Now, aside from a rather unusual list of hobbies, it sure doesn't look like I accomplished much. When I started thinking about this, my immediate reaction was, "Well, one day I'll have babies, at least! People who make children can't be wastes of space! That will validate my existence!". Nope: Rationalization Denied. Let's take this thought experiment even farther. Let's say I'm barren so I can't produce more of me, and maybe I break my wrists and can never type again, so I can't work. Oh, and my husband dumps me, just to round out the picture. What am I left with? That's where this shit gets tricky. When we derive all our value from the next possession or accomplishment or accolade, we invalidate our day to day. If you say, I won’t be happy until I do/get X, then what happens if you never do *it*? Or, if you do get *it*, and you still feel empty? As my new friend Jill says: you're just moving the goalpost.

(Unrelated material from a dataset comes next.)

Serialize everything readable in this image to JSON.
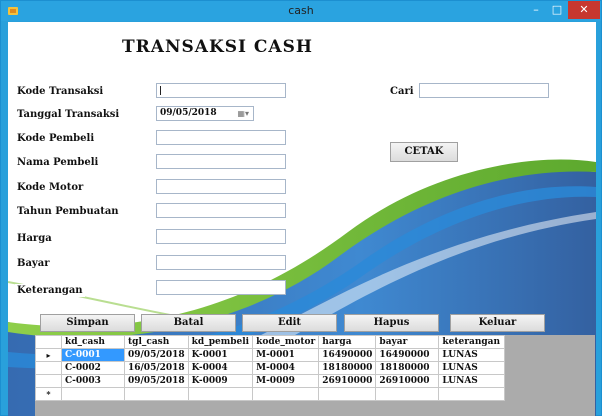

So let's think about the other thing left when you die: the funeral. I went to a wedding once where the bridesmaids and groomsmen couldn't think of anything to say about the couple that wasn't a fact you could look up in a phone book. "She is a receptionist. He is a salesman. They are married. Today is Saturday". Nouns everywhere. It was horribly depressing because there was no connection between the people who were supposed to be their nearest and dearest. This is what I fear my friends will say about me when I die and it scares the shit out of me. "She was Kim. Now she is dead. Her dog is cute." But really, is it my fault they've got nothing to say about me? After all, I'm a barren, deformed, trapeze artist spinster. Kind of a shitty deck to be dealt, right?
What if this barren, deformed, trapeze artist spinster was Trish. Or my fabulous mother-in-law (yes, she's fabulous, I'm not kidding). Or EJ, my friend from circus who’s broken his back twice and is way better at life and trapeze than I’ll ever be. Or any of the people you meet in this world who truly affect you. If you wiped out all of those people's 'accomplishments' and threw their funeral today, everyone they know would stand up and say how they were impacted by that person's life.
It's not about the nouns. It's about the verbs. I don't want to people to say, "Kim was funny", I want them to say, "We laughed together". Not "She was smart" but "We learned from eachother". Not "She was an office manager", but "Damn, girl could stock a mean fridge". This is how I want to live my life. Engaging in, interacting with, and enjoying as much as I can of the day to day experiences, and the people that fill them.
Are you having fun yet? The depressing talk of obituaries and maimed circus freaks didn't do it for you? Damn. Then you're probably not invited to my funeral. Unless of course, you want to say something extremely flattering. Then you’re in. I’m not above hiding plants at the audience of my own funeral.
In all seriousness, this post was inspired by the recent death of my cousin Megan who died at the age of 26. She’d checked the donation box on her license, but her family was unsure of her wishes and almost missed out on the chance to donate her organs. But they did choose to donate, and out of tragedy comes at least five people who will be eternally grateful for her gift. Please take a moment to tell your family your wishes!